Mr Welby had given a series of interviews to broadcasters, and in one he told the BBC leaders will be ‘cursed’ if they don’t reach agreement on climate change in the next fortnight.
He said failure to act would allow ‘a genocide on an infinitely greater scale’ than was committed by Hitler’s regime.
But before the footage was even aired he tweeted in a desperate bid to defuse the backlash.
‘I unequivocally apologise for the words I used when trying to emphasise the gravity of the situation facing us at Cop26,’ he wrote.
And in April, the archbishop was accused of ‘jumping on a woke bandwagon’ after claiming that being a royal is like serving ‘life without parole’ – in words that appeared to signal his support for Harry and Meghan over Buckingham Palace.
During last night’s, it was noted that the Queen has cancelled the traditional pre-Christmas lunch with her extended family and will spend December 25 at Windsor rather than at Sandringham as a ‘precautionary’ measure.
Mr Welby said: ‘She’s had to curtail her own wishes for Christmas and she’ll have just done it because it’s the right thing to do – that’s the example to follow.’
Go to ITV News to watch the full interview:
The full interview with @JustinWelby on political “leadership” in the pandemic, on why getting a vaccine is what Jesus would expect (love thy neighbour), and on The Queen’s “humour, generosity and unselfishness” is here 👇
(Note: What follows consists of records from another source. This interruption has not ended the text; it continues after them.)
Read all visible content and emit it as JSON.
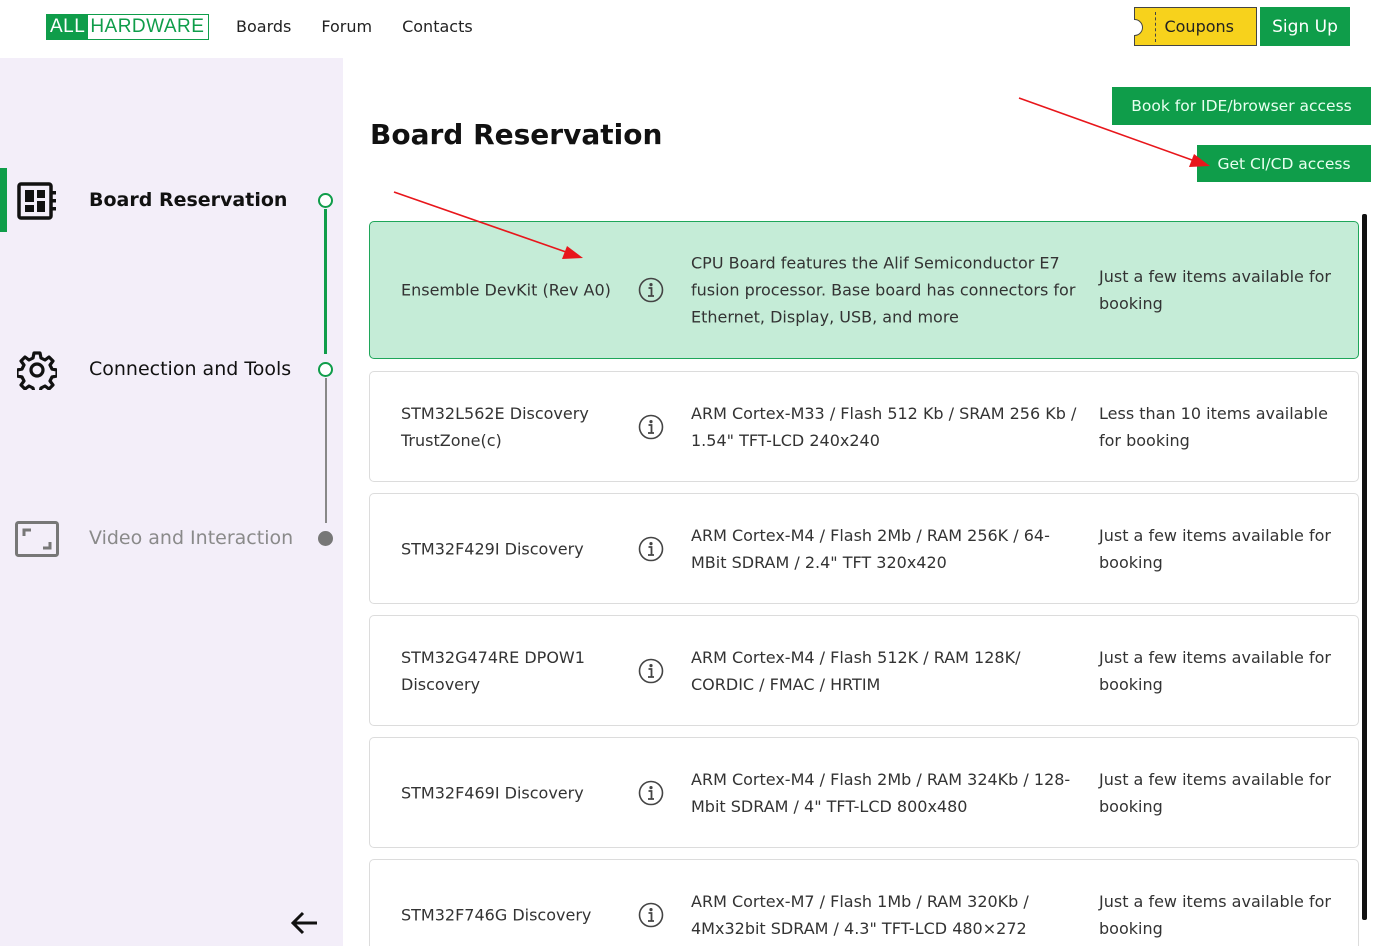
{
  "brand": {
    "all": "ALL",
    "hardware": "HARDWARE"
  },
  "nav": {
    "boards": "Boards",
    "forum": "Forum",
    "contacts": "Contacts"
  },
  "header_buttons": {
    "coupons": "Coupons",
    "signup": "Sign Up"
  },
  "sidebar": {
    "steps": [
      {
        "label": "Board Reservation",
        "icon": "board-icon",
        "state": "active"
      },
      {
        "label": "Connection and Tools",
        "icon": "gear-icon",
        "state": "pending"
      },
      {
        "label": "Video and Interaction",
        "icon": "video-frame-icon",
        "state": "disabled"
      }
    ]
  },
  "main": {
    "title": "Board Reservation",
    "book_ide_label": "Book for IDE/browser access",
    "cicd_label": "Get CI/CD access",
    "boards": [
      {
        "name": "Ensemble DevKit (Rev A0)",
        "description": "CPU Board features the Alif Semiconductor E7 fusion processor. Base board has connectors for Ethernet, Display, USB, and more",
        "availability": "Just a few items available for booking",
        "selected": true
      },
      {
        "name": "STM32L562E Discovery TrustZone(c)",
        "description": "ARM Cortex-M33 / Flash 512 Kb / SRAM 256 Kb / 1.54\" TFT-LCD 240x240",
        "availability": "Less than 10 items available for booking",
        "selected": false
      },
      {
        "name": "STM32F429I Discovery",
        "description": "ARM Cortex-M4 / Flash 2Mb / RAM 256K / 64-MBit SDRAM / 2.4\" TFT 320x420",
        "availability": "Just a few items available for booking",
        "selected": false
      },
      {
        "name": "STM32G474RE DPOW1 Discovery",
        "description": "ARM Cortex-M4 / Flash 512K / RAM 128K/ CORDIC / FMAC / HRTIM",
        "availability": "Just a few items available for booking",
        "selected": false
      },
      {
        "name": "STM32F469I Discovery",
        "description": "ARM Cortex-M4 / Flash 2Mb / RAM 324Kb / 128-Mbit SDRAM / 4\" TFT-LCD 800x480",
        "availability": "Just a few items available for booking",
        "selected": false
      },
      {
        "name": "STM32F746G Discovery",
        "description": "ARM Cortex-M7 / Flash 1Mb / RAM 320Kb / 4Mx32bit SDRAM / 4.3\" TFT-LCD 480×272",
        "availability": "Just a few items available for booking",
        "selected": false
      }
    ]
  },
  "colors": {
    "brand_green": "#0f9d4a",
    "selected_card_bg": "#c5ecd7",
    "coupon_yellow": "#f7d21c",
    "sidebar_bg": "#f3eef9",
    "annotation_red": "#e8161b"
  }
}
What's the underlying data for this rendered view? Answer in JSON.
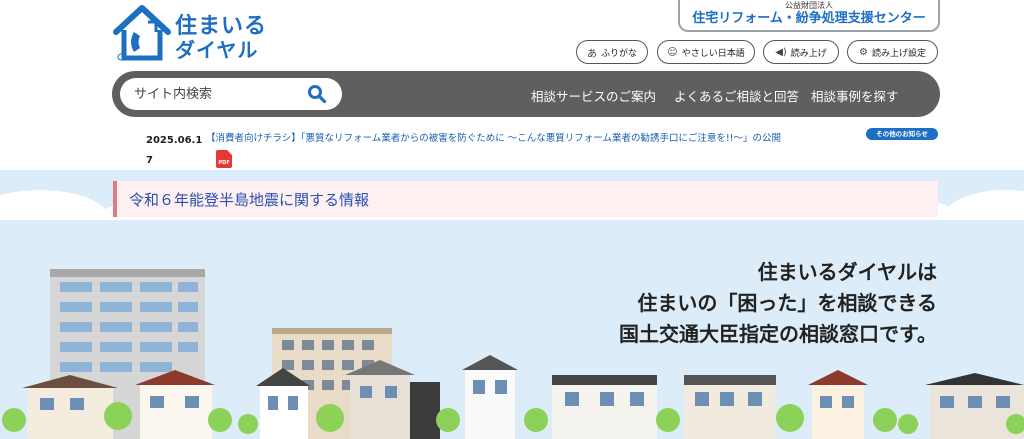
{
  "logo": {
    "line1": "住まいる",
    "line2": "ダイヤル"
  },
  "org": {
    "type": "公益財団法人",
    "name": "住宅リフォーム・紛争処理支援センター"
  },
  "utility_buttons": [
    {
      "label": "ふりがな",
      "icon": "furigana-icon"
    },
    {
      "label": "やさしい日本語",
      "icon": "easy-japanese-icon"
    },
    {
      "label": "読み上げ",
      "icon": "speaker-icon"
    },
    {
      "label": "読み上げ設定",
      "icon": "gear-icon"
    }
  ],
  "search": {
    "placeholder": "サイト内検索"
  },
  "nav": [
    {
      "label": "相談サービスのご案内"
    },
    {
      "label": "よくあるご相談と回答"
    },
    {
      "label": "相談事例を探す"
    }
  ],
  "news": {
    "date": "2025.06.17",
    "link": "【消費者向けチラシ】「悪質なリフォーム業者からの被害を防ぐために ～こんな悪質リフォーム業者の勧誘手口にご注意を!!～」の公開",
    "pdf": "PDF",
    "more": "その他のお知らせ"
  },
  "notice": {
    "text": "令和６年能登半島地震に関する情報"
  },
  "hero": {
    "line1": "住まいるダイヤルは",
    "line2": "住まいの「困った」を相談できる",
    "line3": "国土交通大臣指定の相談窓口です。"
  },
  "colors": {
    "brand": "#1e6fc3",
    "nav": "#5f5f5f",
    "notice_bg": "#fdf0f1",
    "notice_accent": "#e07b86",
    "sky": "#dcedf9"
  }
}
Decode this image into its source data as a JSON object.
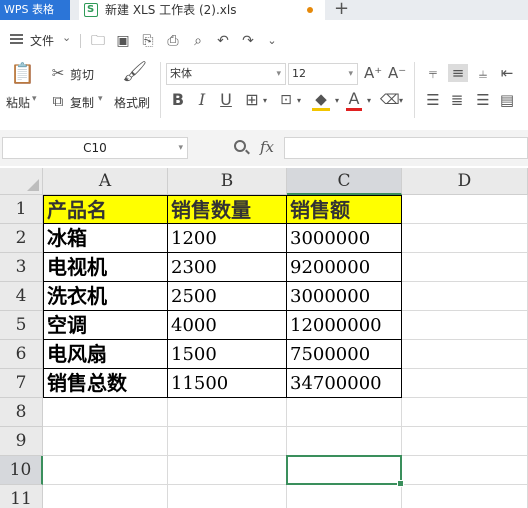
{
  "tabs": {
    "app_label": "WPS 表格",
    "doc_title": "新建 XLS 工作表 (2).xls",
    "new_tab_symbol": "+"
  },
  "menu": {
    "file_label": "文件",
    "file_chevron": "⌄"
  },
  "ribbon": {
    "paste_label": "粘贴",
    "cut_label": "剪切",
    "copy_label": "复制",
    "format_painter_label": "格式刷",
    "font_name": "宋体",
    "font_size": "12",
    "grow_font": "A⁺",
    "shrink_font": "A⁻",
    "bold": "B",
    "italic": "I",
    "underline": "U",
    "font_color_letter": "A"
  },
  "formula_bar": {
    "name_box": "C10",
    "fx_label": "fx",
    "formula": ""
  },
  "sheet": {
    "columns": [
      "A",
      "B",
      "C",
      "D"
    ],
    "rows": [
      "1",
      "2",
      "3",
      "4",
      "5",
      "6",
      "7",
      "8",
      "9",
      "10",
      "11"
    ],
    "selected_cell": "C10",
    "header_fill": "#ffff00",
    "selection_color": "#3a8f5c",
    "table": {
      "headers": [
        "产品名",
        "销售数量",
        "销售额"
      ],
      "rows": [
        [
          "冰箱",
          "1200",
          "3000000"
        ],
        [
          "电视机",
          "2300",
          "9200000"
        ],
        [
          "洗衣机",
          "2500",
          "3000000"
        ],
        [
          "空调",
          "4000",
          "12000000"
        ],
        [
          "电风扇",
          "1500",
          "7500000"
        ],
        [
          "销售总数",
          "11500",
          "34700000"
        ]
      ]
    }
  },
  "colors": {
    "app_tab": "#2b75d8",
    "tab_bar": "#e9ecf0",
    "unsaved_dot": "#e6890a"
  }
}
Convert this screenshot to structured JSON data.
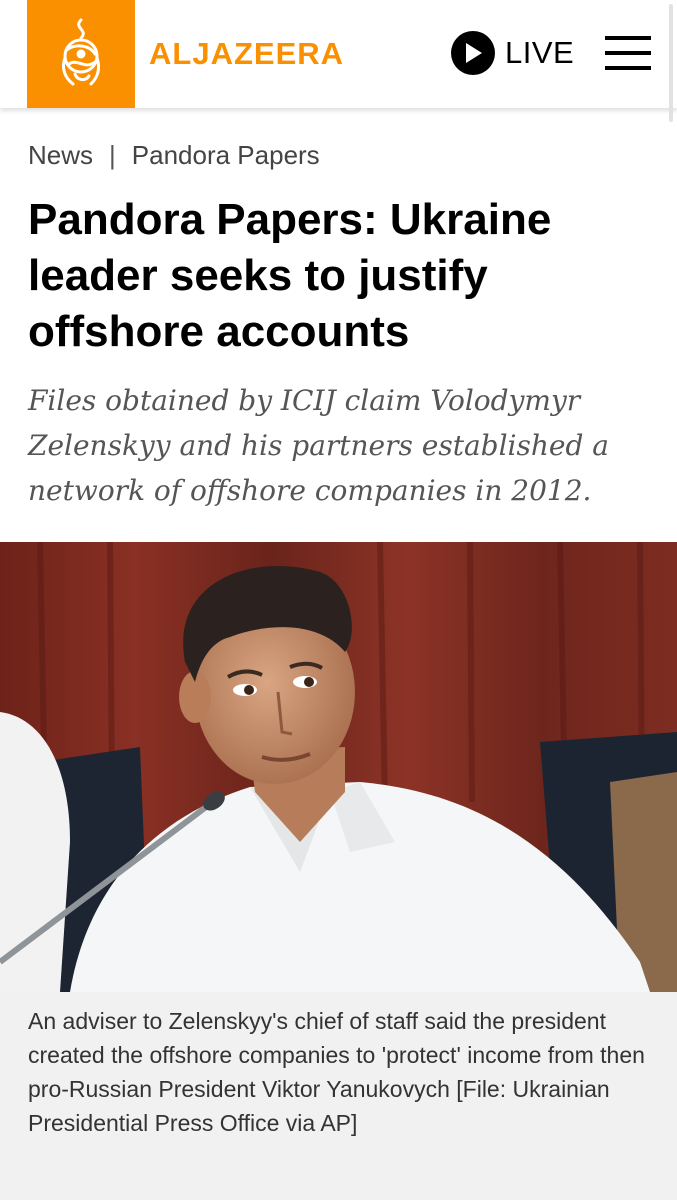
{
  "header": {
    "brand": "ALJAZEERA",
    "live_label": "LIVE",
    "colors": {
      "brand_orange": "#fa9000"
    },
    "icons": {
      "logo": "al-jazeera-calligraphy-logo",
      "live": "play-icon",
      "menu": "hamburger-menu-icon"
    }
  },
  "breadcrumb": {
    "section": "News",
    "separator": "|",
    "topic": "Pandora Papers"
  },
  "article": {
    "title": "Pandora Papers: Ukraine leader seeks to justify offshore accounts",
    "subtitle": "Files obtained by ICIJ claim Volodymyr Zelenskyy and his partners established a network of offshore companies in 2012.",
    "caption": "An adviser to Zelenskyy's chief of staff said the president created the offshore companies to 'protect' income from then pro-Russian President Viktor Yanukovych [File: Ukrainian Presidential Press Office via AP]"
  }
}
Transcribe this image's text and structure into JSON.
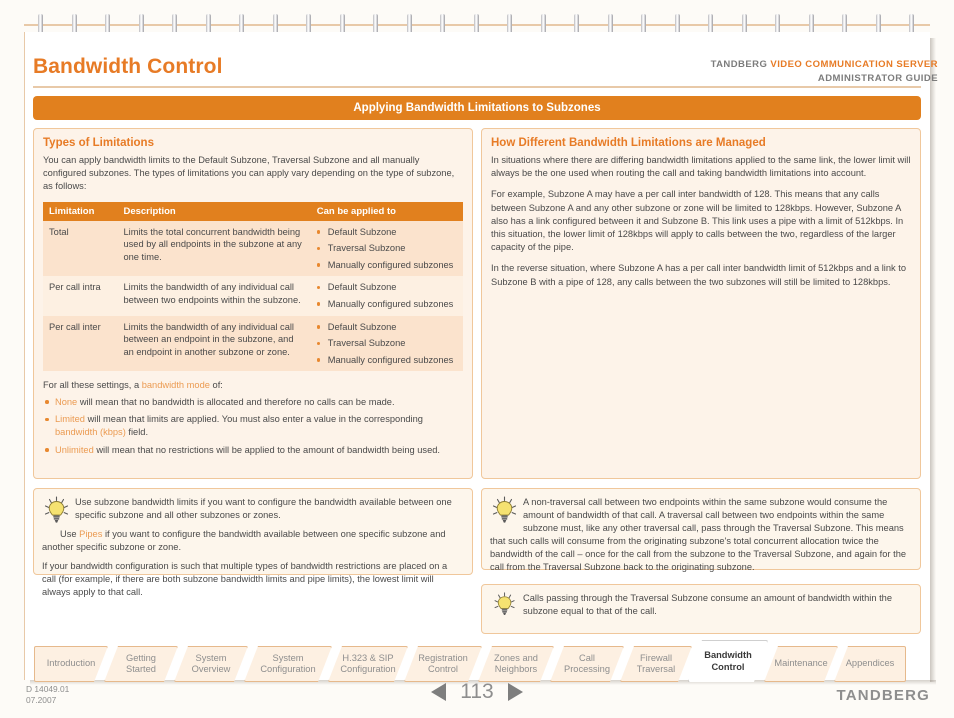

He was speaking to @julie_etch https://t.co/DB5aL7thdD
— Chris Ship (@chrisshipitv) December 21, 2021
ITV News added Welby’s comments about the COVID-19 injections:
So what about the vaccines then? He tweeted recently that getting the booster is how you love your neighbour. Is being vaccinated a moral issue? “I’m going to step out on thin ice here and say yes, I think it is. A lot of people won’t like that – but I think it is because it’s not about me and my rights.
“Obviously there are some who for health reasons can’t be vaccinated – but it’s not about me and my rights to choose.
“Reducing my chances of getting ill reduces my chances of infecting others. It’s very simple. “So is it a sin – is it immoral – not to get vaccinated if you can? “I’m not going to get lured into this because I can see this going back at me for years to come. But I would say – go and get boosted – get vaccinated. It’s how we love our neighbour”
And what of the anti-vaccination protestors? “I’m really puzzled by it. I do know some of the scientists who are working on this – they’re not evil people. It’s not a conspiracy. It’s not a plot.
“They are not bad people – they are in really difficult circumstances and giving us their best advice. Trust them. They know what they are doing better than we do.”
I’ll offer some advice to Archbishop Welby.
Stop worrying about which pharmaceutical drugs other people want or don’t want inside their bodies.
It’s none of your business, and nobody needs your blasphemous statements that getting an experimental mRNA injection is something Jesus would do.